Return all the entries. Match them word for word.

ENTRIES SUPPLIED Block Start

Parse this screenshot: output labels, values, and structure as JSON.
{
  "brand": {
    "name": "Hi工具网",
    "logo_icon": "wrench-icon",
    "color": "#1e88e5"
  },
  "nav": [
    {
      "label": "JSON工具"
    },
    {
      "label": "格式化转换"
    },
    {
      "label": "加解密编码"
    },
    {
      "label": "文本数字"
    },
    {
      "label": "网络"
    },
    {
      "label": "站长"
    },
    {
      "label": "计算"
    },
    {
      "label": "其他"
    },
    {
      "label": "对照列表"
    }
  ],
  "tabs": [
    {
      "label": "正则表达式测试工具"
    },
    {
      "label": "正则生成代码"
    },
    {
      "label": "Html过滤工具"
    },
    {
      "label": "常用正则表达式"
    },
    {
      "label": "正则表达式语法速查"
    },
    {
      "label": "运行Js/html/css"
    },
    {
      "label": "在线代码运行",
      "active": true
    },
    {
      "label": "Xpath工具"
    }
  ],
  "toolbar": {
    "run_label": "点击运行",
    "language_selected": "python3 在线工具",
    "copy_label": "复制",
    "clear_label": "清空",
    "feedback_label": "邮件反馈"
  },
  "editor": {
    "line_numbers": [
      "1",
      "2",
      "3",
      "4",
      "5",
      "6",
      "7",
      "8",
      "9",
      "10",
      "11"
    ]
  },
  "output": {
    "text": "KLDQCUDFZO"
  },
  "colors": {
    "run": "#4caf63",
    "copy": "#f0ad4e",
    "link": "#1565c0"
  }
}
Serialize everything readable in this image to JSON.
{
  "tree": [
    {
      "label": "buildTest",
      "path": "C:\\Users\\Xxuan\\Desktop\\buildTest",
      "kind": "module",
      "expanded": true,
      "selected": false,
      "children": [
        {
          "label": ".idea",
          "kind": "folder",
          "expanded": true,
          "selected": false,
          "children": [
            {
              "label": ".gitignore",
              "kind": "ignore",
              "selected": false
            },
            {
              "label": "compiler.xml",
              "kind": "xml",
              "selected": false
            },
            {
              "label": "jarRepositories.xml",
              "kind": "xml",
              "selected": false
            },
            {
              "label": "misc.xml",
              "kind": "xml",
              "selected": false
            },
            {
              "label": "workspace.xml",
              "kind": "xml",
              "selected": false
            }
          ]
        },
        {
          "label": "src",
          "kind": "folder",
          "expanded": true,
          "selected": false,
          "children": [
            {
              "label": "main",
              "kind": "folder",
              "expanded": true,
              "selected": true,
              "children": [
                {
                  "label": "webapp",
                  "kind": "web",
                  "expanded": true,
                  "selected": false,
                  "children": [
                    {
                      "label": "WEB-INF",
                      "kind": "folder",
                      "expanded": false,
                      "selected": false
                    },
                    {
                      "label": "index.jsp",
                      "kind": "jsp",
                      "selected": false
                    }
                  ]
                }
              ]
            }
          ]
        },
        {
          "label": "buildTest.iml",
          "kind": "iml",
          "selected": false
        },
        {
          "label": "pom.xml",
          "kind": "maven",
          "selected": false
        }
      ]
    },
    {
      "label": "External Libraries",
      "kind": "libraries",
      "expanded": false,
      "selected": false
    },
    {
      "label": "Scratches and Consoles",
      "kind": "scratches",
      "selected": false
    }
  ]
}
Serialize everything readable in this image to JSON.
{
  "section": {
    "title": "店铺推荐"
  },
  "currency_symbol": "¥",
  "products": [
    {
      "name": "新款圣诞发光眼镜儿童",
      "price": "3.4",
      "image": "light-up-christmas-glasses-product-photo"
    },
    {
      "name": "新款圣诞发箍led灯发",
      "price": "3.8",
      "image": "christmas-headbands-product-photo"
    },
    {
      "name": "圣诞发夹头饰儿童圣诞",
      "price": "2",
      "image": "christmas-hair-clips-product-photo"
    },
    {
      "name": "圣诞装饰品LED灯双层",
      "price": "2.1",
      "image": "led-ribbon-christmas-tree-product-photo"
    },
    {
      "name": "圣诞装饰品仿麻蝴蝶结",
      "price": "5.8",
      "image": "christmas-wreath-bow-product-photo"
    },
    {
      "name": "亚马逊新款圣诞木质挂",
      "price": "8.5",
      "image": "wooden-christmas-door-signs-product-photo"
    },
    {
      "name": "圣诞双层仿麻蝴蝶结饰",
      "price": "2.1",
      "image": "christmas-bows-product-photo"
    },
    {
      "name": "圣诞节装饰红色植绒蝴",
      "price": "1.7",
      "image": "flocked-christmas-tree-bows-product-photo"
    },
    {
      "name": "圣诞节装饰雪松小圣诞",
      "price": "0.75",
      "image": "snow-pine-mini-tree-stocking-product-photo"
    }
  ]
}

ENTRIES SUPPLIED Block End

§ RESULT:
Parse this screenshot: output labels, values, and structure as JSON.
{
  "brand": {
    "name": "Hi工具网",
    "logo_icon": "wrench-icon",
    "color": "#1e88e5"
  },
  "nav": [
    {
      "label": "JSON工具"
    },
    {
      "label": "格式化转换"
    },
    {
      "label": "加解密编码"
    },
    {
      "label": "文本数字"
    },
    {
      "label": "网络"
    },
    {
      "label": "站长"
    },
    {
      "label": "计算"
    },
    {
      "label": "其他"
    },
    {
      "label": "对照列表"
    }
  ],
  "tabs": [
    {
      "label": "正则表达式测试工具"
    },
    {
      "label": "正则生成代码"
    },
    {
      "label": "Html过滤工具"
    },
    {
      "label": "常用正则表达式"
    },
    {
      "label": "正则表达式语法速查"
    },
    {
      "label": "运行Js/html/css"
    },
    {
      "label": "在线代码运行",
      "active": true
    },
    {
      "label": "Xpath工具"
    }
  ],
  "toolbar": {
    "run_label": "点击运行",
    "language_selected": "python3 在线工具",
    "copy_label": "复制",
    "clear_label": "清空",
    "feedback_label": "邮件反馈"
  },
  "editor": {
    "line_numbers": [
      "1",
      "2",
      "3",
      "4",
      "5",
      "6",
      "7",
      "8",
      "9",
      "10",
      "11"
    ]
  },
  "output": {
    "text": "KLDQCUDFZO"
  },
  "colors": {
    "run": "#4caf63",
    "copy": "#f0ad4e",
    "link": "#1565c0"
  }
}
Serialize everything readable in this image to JSON.
{
  "tree": [
    {
      "label": "buildTest",
      "path": "C:\\Users\\Xxuan\\Desktop\\buildTest",
      "kind": "module",
      "expanded": true,
      "selected": false,
      "children": [
        {
          "label": ".idea",
          "kind": "folder",
          "expanded": true,
          "selected": false,
          "children": [
            {
              "label": ".gitignore",
              "kind": "ignore",
              "selected": false
            },
            {
              "label": "compiler.xml",
              "kind": "xml",
              "selected": false
            },
            {
              "label": "jarRepositories.xml",
              "kind": "xml",
              "selected": false
            },
            {
              "label": "misc.xml",
              "kind": "xml",
              "selected": false
            },
            {
              "label": "workspace.xml",
              "kind": "xml",
              "selected": false
            }
          ]
        },
        {
          "label": "src",
          "kind": "folder",
          "expanded": true,
          "selected": false,
          "children": [
            {
              "label": "main",
              "kind": "folder",
              "expanded": true,
              "selected": true,
              "children": [
                {
                  "label": "webapp",
                  "kind": "web",
                  "expanded": true,
                  "selected": false,
                  "children": [
                    {
                      "label": "WEB-INF",
                      "kind": "folder",
                      "expanded": false,
                      "selected": false
                    },
                    {
                      "label": "index.jsp",
                      "kind": "jsp",
                      "selected": false
                    }
                  ]
                }
              ]
            }
          ]
        },
        {
          "label": "buildTest.iml",
          "kind": "iml",
          "selected": false
        },
        {
          "label": "pom.xml",
          "kind": "maven",
          "selected": false
        }
      ]
    },
    {
      "label": "External Libraries",
      "kind": "libraries",
      "expanded": false,
      "selected": false
    },
    {
      "label": "Scratches and Consoles",
      "kind": "scratches",
      "selected": false
    }
  ]
}
Serialize everything readable in this image to JSON.
{
  "section": {
    "title": "店铺推荐"
  },
  "currency_symbol": "¥",
  "products": [
    {
      "name": "新款圣诞发光眼镜儿童",
      "price": "3.4",
      "image": "light-up-christmas-glasses-product-photo"
    },
    {
      "name": "新款圣诞发箍led灯发",
      "price": "3.8",
      "image": "christmas-headbands-product-photo"
    },
    {
      "name": "圣诞发夹头饰儿童圣诞",
      "price": "2",
      "image": "christmas-hair-clips-product-photo"
    },
    {
      "name": "圣诞装饰品LED灯双层",
      "price": "2.1",
      "image": "led-ribbon-christmas-tree-product-photo"
    },
    {
      "name": "圣诞装饰品仿麻蝴蝶结",
      "price": "5.8",
      "image": "christmas-wreath-bow-product-photo"
    },
    {
      "name": "亚马逊新款圣诞木质挂",
      "price": "8.5",
      "image": "wooden-christmas-door-signs-product-photo"
    },
    {
      "name": "圣诞双层仿麻蝴蝶结饰",
      "price": "2.1",
      "image": "christmas-bows-product-photo"
    },
    {
      "name": "圣诞节装饰红色植绒蝴",
      "price": "1.7",
      "image": "flocked-christmas-tree-bows-product-photo"
    },
    {
      "name": "圣诞节装饰雪松小圣诞",
      "price": "0.75",
      "image": "snow-pine-mini-tree-stocking-product-photo"
    }
  ]
}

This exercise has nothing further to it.